- _Exercise prompt_
When a line below contains the word "maxPosition", copy that line.

- _Data records_
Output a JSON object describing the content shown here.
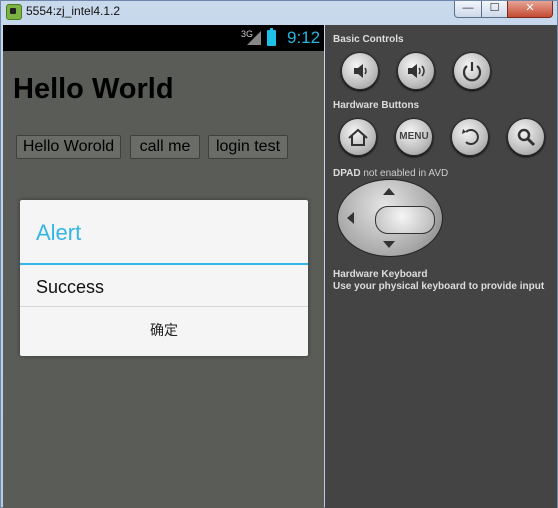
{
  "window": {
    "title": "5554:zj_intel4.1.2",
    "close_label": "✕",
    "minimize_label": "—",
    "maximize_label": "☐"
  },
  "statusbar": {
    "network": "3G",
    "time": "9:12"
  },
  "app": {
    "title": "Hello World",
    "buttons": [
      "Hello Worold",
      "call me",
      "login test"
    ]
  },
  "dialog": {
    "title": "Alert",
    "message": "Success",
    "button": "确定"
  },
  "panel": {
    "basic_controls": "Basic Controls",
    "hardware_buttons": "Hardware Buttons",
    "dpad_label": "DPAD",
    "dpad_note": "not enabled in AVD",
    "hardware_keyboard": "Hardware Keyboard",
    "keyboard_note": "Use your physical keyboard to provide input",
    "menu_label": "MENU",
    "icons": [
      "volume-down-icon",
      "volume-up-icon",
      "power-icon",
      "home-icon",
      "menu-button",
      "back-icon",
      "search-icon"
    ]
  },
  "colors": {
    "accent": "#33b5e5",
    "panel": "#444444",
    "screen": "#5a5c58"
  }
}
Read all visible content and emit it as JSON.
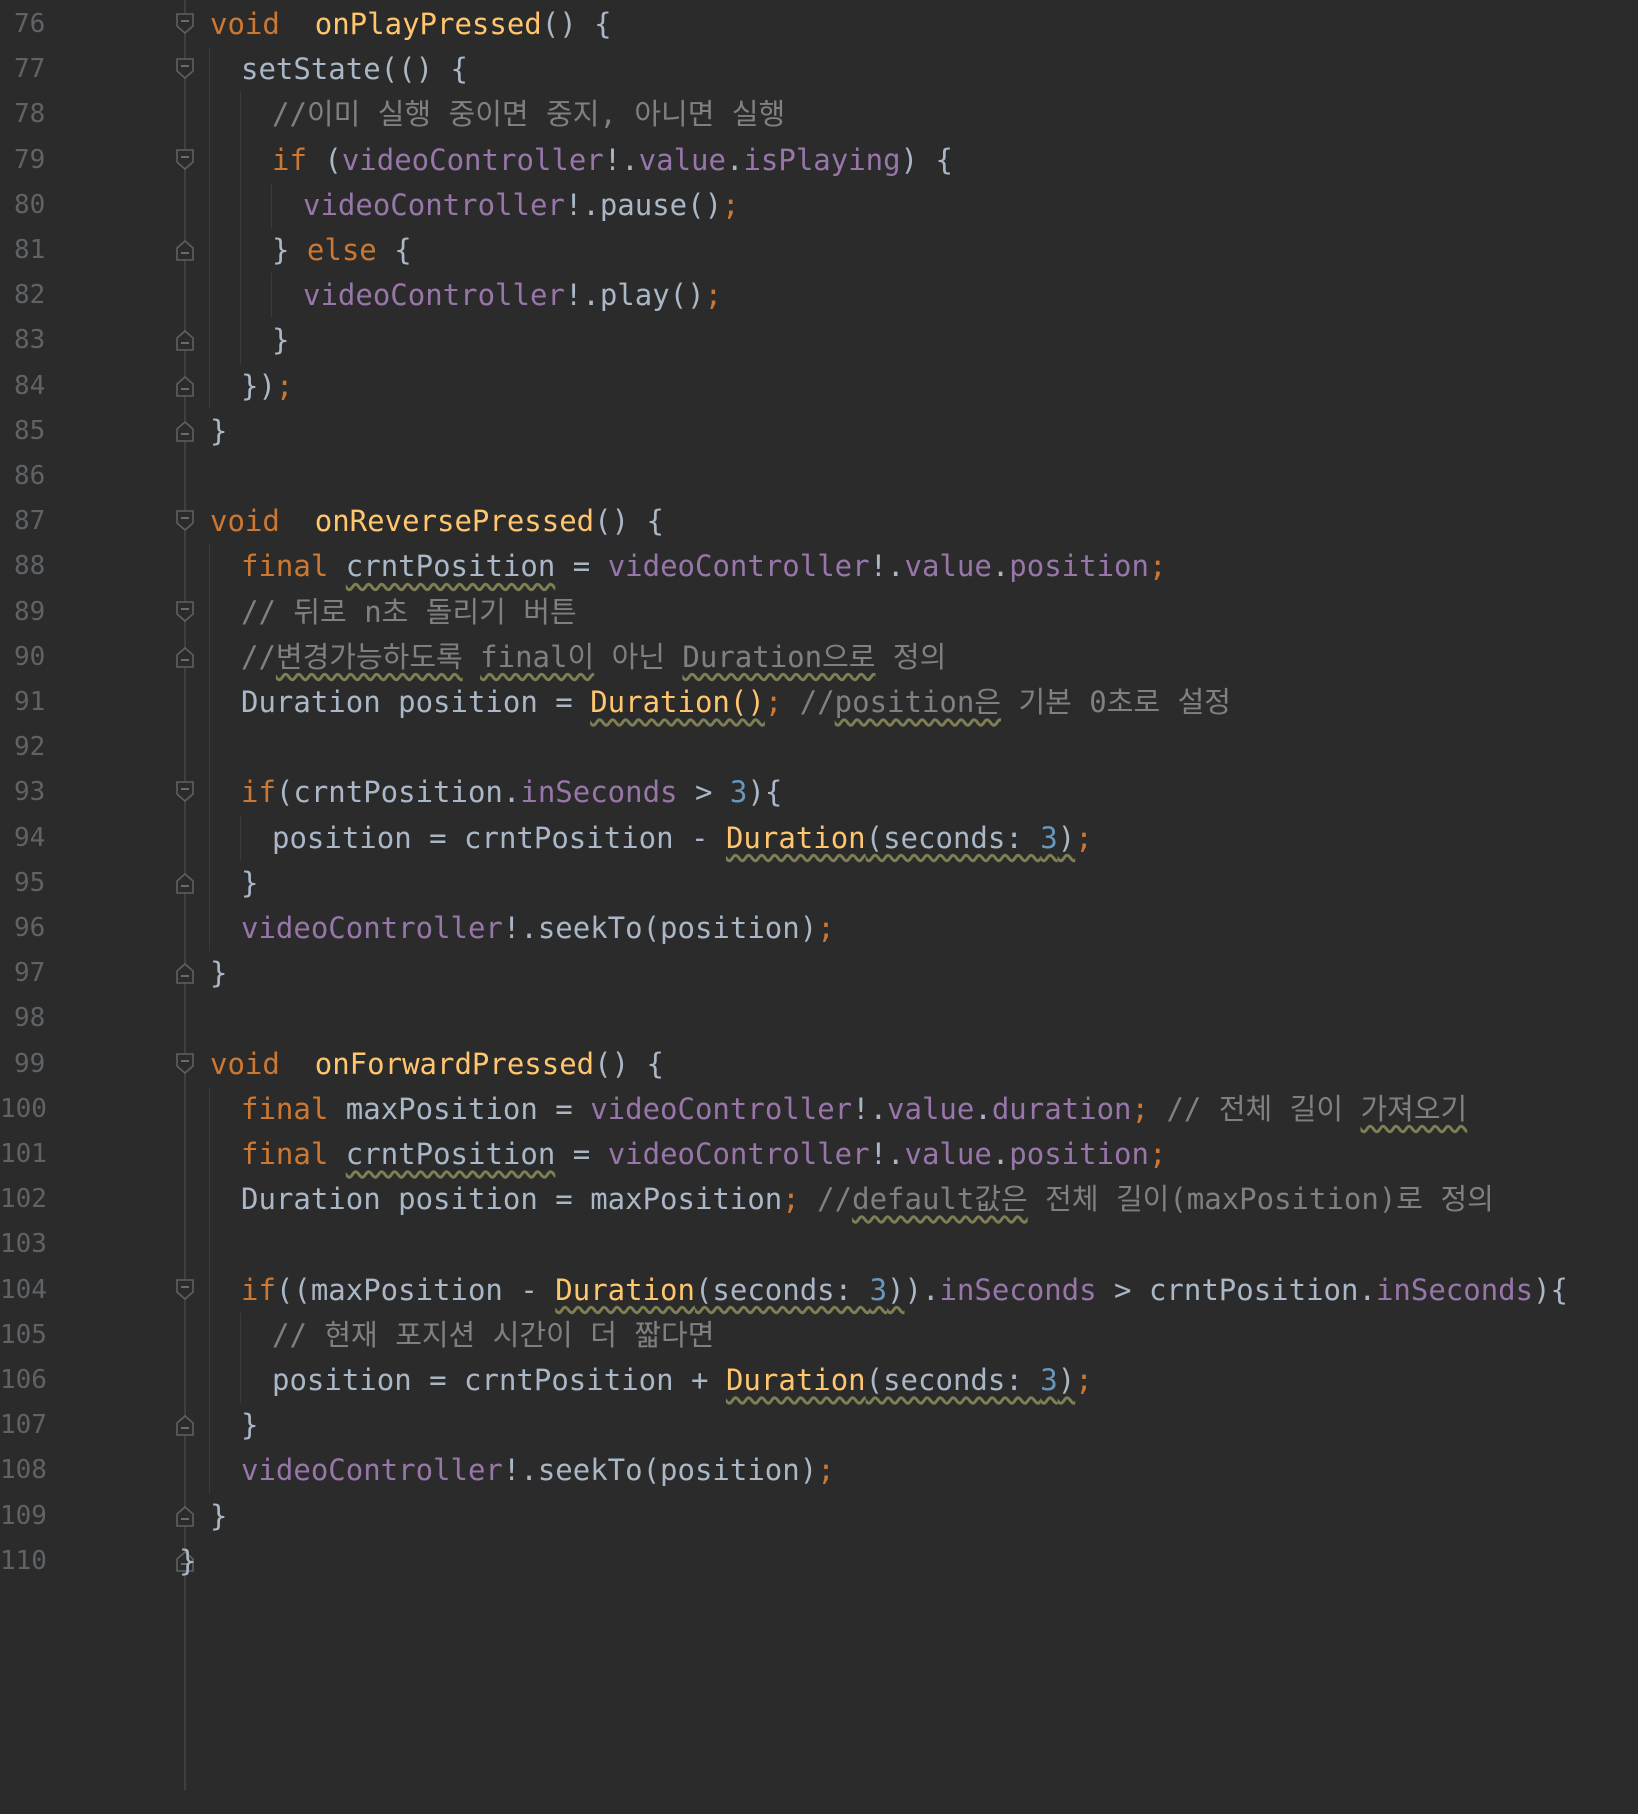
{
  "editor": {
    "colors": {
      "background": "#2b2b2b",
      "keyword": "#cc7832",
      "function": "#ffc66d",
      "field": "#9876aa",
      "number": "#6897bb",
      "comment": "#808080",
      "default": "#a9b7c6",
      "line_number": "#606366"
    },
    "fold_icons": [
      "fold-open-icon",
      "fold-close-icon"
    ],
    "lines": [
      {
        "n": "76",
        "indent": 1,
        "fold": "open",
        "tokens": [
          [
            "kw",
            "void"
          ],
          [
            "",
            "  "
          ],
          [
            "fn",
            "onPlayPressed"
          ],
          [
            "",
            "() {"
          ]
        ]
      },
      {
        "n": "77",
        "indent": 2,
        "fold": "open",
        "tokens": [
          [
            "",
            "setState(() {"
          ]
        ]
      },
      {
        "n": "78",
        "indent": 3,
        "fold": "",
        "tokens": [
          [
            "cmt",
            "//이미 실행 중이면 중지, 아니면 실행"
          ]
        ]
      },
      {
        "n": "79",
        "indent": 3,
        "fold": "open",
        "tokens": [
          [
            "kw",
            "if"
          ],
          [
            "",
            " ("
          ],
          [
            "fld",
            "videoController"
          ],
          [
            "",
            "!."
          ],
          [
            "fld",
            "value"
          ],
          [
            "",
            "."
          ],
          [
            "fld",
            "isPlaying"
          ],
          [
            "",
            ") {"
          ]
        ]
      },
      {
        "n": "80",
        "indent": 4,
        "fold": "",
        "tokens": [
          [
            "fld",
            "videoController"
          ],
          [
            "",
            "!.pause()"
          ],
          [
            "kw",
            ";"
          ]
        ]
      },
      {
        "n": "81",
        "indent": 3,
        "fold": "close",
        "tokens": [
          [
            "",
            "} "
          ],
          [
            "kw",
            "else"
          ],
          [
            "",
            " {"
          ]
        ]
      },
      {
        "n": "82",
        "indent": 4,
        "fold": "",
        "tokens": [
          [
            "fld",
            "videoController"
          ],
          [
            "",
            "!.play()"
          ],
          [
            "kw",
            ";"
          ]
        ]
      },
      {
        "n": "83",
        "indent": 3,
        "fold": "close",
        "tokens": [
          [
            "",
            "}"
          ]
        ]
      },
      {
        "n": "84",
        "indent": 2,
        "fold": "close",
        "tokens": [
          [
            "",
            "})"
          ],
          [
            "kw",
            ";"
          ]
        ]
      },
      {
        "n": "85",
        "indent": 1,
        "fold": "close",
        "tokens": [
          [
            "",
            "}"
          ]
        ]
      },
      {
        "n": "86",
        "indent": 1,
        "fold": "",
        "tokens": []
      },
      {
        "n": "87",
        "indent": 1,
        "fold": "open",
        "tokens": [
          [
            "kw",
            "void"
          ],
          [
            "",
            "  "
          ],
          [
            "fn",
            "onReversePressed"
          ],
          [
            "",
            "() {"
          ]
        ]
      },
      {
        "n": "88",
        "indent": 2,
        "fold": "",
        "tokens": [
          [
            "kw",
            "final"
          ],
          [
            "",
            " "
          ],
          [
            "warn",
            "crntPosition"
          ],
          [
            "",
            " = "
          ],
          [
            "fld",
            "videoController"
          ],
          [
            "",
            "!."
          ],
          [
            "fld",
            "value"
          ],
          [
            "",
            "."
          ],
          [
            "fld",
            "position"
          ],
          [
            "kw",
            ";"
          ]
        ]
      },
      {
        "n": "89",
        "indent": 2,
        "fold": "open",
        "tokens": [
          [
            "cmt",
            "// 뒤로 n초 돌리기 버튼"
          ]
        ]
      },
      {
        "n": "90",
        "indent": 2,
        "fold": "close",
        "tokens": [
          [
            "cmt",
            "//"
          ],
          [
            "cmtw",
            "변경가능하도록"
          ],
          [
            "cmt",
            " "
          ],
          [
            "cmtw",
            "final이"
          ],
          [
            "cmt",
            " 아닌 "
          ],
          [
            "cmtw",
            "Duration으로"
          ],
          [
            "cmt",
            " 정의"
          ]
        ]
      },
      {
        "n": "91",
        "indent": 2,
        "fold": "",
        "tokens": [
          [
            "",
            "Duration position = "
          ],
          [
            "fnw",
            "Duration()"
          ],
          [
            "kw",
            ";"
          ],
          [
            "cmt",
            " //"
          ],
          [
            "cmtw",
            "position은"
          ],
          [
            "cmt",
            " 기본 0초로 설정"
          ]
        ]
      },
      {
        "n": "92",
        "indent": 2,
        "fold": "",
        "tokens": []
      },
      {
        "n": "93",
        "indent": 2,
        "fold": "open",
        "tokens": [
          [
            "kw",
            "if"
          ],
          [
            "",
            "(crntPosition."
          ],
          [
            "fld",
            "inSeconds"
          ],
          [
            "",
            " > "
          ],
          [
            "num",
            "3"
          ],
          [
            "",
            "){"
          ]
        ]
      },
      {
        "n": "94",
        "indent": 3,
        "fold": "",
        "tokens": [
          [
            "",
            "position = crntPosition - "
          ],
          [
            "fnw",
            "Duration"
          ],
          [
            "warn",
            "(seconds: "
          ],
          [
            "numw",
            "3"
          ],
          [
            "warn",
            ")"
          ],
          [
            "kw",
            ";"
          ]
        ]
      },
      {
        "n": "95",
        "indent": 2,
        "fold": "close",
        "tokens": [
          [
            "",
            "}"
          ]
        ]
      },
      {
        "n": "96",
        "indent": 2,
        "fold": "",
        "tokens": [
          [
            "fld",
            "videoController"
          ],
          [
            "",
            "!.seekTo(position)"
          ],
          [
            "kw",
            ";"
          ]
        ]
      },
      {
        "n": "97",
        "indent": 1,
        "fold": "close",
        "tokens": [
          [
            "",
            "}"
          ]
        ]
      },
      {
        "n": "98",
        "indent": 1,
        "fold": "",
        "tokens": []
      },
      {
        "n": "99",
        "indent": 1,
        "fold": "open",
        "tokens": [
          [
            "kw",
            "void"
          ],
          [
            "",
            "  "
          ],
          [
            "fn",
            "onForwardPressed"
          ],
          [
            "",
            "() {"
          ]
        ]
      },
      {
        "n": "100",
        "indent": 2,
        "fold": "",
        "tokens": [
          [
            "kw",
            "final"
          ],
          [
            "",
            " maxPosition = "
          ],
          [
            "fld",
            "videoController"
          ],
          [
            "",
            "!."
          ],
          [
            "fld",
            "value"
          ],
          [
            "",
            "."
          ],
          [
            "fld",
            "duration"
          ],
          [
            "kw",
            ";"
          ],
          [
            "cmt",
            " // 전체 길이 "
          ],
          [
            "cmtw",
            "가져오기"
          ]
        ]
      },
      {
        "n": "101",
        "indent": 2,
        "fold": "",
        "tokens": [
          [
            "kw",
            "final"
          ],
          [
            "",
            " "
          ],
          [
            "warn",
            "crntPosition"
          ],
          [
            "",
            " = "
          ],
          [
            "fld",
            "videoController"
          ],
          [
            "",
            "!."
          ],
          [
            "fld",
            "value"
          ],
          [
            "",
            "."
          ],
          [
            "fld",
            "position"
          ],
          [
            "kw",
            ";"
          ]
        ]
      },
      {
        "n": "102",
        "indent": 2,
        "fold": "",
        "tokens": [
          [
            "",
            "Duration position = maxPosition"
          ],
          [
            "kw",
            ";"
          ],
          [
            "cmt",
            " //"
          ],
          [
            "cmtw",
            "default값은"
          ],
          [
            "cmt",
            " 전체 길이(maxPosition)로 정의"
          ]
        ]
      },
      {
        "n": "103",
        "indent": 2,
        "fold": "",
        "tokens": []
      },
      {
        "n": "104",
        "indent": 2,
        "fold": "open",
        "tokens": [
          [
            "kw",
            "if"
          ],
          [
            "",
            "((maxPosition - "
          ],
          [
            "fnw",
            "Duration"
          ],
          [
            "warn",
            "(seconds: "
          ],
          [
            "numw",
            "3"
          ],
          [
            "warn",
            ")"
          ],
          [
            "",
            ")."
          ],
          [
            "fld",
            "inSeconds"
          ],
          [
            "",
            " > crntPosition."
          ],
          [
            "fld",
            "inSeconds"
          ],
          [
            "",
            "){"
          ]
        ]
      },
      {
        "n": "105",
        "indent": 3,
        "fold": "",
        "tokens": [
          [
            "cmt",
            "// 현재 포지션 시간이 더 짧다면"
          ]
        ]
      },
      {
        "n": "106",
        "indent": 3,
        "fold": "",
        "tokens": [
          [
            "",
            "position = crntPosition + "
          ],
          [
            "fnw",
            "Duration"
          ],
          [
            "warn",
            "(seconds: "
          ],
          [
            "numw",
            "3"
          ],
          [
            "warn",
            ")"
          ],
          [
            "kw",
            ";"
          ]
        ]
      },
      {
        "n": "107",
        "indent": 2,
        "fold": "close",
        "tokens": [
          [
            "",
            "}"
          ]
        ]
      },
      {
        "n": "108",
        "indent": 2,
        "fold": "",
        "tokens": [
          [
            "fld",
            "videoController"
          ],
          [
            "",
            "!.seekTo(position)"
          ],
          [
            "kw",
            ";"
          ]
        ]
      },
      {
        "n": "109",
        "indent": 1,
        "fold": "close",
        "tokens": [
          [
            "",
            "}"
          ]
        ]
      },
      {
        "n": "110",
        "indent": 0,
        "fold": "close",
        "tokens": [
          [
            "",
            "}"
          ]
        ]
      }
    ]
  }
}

- _Answer section_
            " maxPosition = "
            "Duration position = maxPosition"
            " 전체 길이(maxPosition)로 정의"
            "((maxPosition - "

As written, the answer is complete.